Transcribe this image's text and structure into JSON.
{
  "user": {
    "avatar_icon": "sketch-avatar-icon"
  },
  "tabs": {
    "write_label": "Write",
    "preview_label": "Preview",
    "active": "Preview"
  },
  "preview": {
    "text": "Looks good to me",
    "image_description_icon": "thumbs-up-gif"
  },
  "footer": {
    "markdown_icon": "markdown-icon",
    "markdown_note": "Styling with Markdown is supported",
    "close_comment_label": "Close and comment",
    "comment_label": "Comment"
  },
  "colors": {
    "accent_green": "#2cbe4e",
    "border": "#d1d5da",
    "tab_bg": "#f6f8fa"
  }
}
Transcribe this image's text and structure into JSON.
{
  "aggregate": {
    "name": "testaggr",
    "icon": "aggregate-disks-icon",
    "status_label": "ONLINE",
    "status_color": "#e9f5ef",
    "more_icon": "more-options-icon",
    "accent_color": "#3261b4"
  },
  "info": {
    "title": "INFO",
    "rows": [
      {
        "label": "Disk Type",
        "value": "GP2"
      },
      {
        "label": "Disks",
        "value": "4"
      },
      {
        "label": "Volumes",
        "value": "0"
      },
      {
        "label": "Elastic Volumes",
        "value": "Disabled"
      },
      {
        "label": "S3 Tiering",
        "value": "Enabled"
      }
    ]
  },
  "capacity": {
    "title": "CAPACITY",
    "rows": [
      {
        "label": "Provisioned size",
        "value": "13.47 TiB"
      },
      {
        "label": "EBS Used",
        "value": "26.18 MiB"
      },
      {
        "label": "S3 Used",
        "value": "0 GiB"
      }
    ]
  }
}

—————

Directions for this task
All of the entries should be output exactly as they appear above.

Answer space
Transcribe this image's text and structure into JSON.
{
  "user": {
    "avatar_icon": "sketch-avatar-icon"
  },
  "tabs": {
    "write_label": "Write",
    "preview_label": "Preview",
    "active": "Preview"
  },
  "preview": {
    "text": "Looks good to me",
    "image_description_icon": "thumbs-up-gif"
  },
  "footer": {
    "markdown_icon": "markdown-icon",
    "markdown_note": "Styling with Markdown is supported",
    "close_comment_label": "Close and comment",
    "comment_label": "Comment"
  },
  "colors": {
    "accent_green": "#2cbe4e",
    "border": "#d1d5da",
    "tab_bg": "#f6f8fa"
  }
}
Transcribe this image's text and structure into JSON.
{
  "aggregate": {
    "name": "testaggr",
    "icon": "aggregate-disks-icon",
    "status_label": "ONLINE",
    "status_color": "#e9f5ef",
    "more_icon": "more-options-icon",
    "accent_color": "#3261b4"
  },
  "info": {
    "title": "INFO",
    "rows": [
      {
        "label": "Disk Type",
        "value": "GP2"
      },
      {
        "label": "Disks",
        "value": "4"
      },
      {
        "label": "Volumes",
        "value": "0"
      },
      {
        "label": "Elastic Volumes",
        "value": "Disabled"
      },
      {
        "label": "S3 Tiering",
        "value": "Enabled"
      }
    ]
  },
  "capacity": {
    "title": "CAPACITY",
    "rows": [
      {
        "label": "Provisioned size",
        "value": "13.47 TiB"
      },
      {
        "label": "EBS Used",
        "value": "26.18 MiB"
      },
      {
        "label": "S3 Used",
        "value": "0 GiB"
      }
    ]
  }
}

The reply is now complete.